• Required action
Show each line of the data below that has the string "name" in it.

[Dataset rows describing interfaces]

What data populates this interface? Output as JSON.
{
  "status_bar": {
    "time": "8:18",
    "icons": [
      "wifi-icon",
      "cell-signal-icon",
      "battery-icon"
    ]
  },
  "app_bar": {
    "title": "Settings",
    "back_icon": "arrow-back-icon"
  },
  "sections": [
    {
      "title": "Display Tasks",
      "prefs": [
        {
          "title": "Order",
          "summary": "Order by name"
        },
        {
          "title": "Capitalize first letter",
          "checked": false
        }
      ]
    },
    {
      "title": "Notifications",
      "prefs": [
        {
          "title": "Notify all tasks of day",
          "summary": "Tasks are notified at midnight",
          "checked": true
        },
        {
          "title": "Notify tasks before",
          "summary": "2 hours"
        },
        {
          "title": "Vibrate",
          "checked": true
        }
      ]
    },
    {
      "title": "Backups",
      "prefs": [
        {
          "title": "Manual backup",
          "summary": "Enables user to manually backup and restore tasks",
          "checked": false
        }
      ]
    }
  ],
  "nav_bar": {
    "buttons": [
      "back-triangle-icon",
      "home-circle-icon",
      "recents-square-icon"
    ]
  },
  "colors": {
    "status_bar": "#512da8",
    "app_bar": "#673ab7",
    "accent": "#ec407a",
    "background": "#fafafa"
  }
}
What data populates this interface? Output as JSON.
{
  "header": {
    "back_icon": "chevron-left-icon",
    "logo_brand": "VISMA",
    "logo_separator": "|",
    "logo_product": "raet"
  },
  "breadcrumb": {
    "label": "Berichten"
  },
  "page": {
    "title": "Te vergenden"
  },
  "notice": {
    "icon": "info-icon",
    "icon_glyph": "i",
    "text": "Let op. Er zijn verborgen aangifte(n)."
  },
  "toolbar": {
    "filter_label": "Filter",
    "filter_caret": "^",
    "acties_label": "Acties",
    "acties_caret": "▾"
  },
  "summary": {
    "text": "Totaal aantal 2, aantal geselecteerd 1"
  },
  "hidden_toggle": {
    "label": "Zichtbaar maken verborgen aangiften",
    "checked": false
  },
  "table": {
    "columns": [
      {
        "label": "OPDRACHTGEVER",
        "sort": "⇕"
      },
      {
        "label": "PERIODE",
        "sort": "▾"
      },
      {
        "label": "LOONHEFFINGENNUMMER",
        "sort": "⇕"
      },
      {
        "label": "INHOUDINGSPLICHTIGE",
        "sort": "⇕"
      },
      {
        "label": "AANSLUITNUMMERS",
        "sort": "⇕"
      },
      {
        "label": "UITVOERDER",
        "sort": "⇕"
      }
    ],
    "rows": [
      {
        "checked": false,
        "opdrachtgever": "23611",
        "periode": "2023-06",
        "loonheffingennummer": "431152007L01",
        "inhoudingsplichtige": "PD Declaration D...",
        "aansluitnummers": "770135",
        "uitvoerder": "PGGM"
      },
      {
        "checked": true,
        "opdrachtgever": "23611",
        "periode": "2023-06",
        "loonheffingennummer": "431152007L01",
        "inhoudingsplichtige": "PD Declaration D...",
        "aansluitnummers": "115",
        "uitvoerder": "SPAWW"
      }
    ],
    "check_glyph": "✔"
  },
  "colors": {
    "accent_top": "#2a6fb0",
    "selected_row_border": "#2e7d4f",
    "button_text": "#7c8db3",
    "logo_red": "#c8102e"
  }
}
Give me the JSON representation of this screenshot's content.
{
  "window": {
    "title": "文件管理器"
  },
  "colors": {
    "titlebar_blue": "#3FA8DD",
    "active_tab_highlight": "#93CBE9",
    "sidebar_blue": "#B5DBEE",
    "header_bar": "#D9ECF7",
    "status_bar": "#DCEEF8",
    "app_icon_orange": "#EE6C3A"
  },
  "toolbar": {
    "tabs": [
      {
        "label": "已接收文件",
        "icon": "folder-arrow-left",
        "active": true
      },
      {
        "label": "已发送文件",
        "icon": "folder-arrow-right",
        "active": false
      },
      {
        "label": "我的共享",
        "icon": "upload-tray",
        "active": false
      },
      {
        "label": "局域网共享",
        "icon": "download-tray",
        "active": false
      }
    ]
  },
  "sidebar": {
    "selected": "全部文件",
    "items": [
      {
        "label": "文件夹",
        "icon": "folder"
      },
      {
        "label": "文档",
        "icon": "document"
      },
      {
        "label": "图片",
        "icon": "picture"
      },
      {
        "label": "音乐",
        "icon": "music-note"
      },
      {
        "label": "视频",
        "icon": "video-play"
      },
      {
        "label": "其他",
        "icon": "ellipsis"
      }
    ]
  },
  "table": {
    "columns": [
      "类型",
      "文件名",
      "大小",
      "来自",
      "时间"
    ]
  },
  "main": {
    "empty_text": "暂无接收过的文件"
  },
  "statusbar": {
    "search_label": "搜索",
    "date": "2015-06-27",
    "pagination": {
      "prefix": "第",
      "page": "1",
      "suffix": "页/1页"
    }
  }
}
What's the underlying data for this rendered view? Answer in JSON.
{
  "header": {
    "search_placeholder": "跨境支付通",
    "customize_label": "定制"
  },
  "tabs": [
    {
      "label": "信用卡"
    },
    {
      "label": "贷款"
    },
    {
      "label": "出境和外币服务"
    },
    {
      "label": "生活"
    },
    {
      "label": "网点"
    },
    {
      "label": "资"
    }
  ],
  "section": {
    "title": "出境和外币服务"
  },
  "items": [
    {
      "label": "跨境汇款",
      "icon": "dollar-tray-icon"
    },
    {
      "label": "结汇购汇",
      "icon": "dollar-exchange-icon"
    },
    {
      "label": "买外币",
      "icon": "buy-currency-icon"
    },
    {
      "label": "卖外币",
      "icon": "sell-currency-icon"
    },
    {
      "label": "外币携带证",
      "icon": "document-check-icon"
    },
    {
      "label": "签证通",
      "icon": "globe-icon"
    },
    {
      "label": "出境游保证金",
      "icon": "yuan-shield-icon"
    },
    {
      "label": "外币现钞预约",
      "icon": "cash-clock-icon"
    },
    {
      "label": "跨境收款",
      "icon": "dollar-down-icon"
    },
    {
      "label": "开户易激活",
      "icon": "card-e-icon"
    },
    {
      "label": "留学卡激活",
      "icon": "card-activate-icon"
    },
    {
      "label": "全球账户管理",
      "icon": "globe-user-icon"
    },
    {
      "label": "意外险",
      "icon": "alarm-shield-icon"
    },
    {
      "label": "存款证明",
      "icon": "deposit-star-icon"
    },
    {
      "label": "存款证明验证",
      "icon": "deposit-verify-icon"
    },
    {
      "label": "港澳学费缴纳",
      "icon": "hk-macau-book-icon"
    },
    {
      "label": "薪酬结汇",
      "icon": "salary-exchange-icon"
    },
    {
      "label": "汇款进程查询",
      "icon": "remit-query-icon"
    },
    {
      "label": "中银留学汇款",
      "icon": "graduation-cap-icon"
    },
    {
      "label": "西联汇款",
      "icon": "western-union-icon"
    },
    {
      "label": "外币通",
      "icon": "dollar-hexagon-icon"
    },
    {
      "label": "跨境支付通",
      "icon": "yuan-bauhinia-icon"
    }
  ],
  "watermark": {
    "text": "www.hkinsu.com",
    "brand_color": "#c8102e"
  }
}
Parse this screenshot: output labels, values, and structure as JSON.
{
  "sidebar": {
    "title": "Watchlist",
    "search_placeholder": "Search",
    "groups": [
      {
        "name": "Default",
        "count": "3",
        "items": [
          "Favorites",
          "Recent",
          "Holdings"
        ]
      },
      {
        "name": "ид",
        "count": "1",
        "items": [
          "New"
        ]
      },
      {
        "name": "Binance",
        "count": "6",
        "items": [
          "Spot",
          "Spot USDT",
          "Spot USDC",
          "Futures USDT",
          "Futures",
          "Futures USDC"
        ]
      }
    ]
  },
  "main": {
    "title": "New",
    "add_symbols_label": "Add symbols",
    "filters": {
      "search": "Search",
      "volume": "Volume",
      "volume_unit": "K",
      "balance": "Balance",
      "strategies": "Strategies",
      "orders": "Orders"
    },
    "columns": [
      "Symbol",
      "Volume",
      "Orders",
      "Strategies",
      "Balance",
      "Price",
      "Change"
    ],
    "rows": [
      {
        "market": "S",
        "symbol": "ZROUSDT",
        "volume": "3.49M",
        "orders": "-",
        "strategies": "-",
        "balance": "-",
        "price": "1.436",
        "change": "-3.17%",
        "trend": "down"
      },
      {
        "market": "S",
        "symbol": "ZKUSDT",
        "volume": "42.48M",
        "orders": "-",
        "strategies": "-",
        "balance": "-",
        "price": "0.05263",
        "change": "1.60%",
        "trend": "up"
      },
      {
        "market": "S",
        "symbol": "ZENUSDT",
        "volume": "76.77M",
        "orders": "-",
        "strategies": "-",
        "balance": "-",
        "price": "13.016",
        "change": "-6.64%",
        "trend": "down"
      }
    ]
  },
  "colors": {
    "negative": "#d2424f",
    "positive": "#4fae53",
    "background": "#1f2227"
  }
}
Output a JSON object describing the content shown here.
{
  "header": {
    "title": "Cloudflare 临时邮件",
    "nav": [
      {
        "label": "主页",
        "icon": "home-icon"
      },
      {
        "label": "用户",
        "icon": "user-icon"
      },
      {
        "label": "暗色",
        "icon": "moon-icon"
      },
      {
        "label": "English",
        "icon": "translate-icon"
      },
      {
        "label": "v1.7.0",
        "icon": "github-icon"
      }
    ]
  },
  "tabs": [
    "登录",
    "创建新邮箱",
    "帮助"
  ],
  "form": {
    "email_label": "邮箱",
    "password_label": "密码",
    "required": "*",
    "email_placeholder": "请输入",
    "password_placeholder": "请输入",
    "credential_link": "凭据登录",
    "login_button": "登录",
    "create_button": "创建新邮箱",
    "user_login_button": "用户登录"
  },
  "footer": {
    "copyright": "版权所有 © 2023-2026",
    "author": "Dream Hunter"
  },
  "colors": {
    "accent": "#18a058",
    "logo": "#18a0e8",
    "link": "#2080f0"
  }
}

• Written response
          "summary": "Order by name"
        "name": "Default",
        "name": "ид",
        "name": "Binance",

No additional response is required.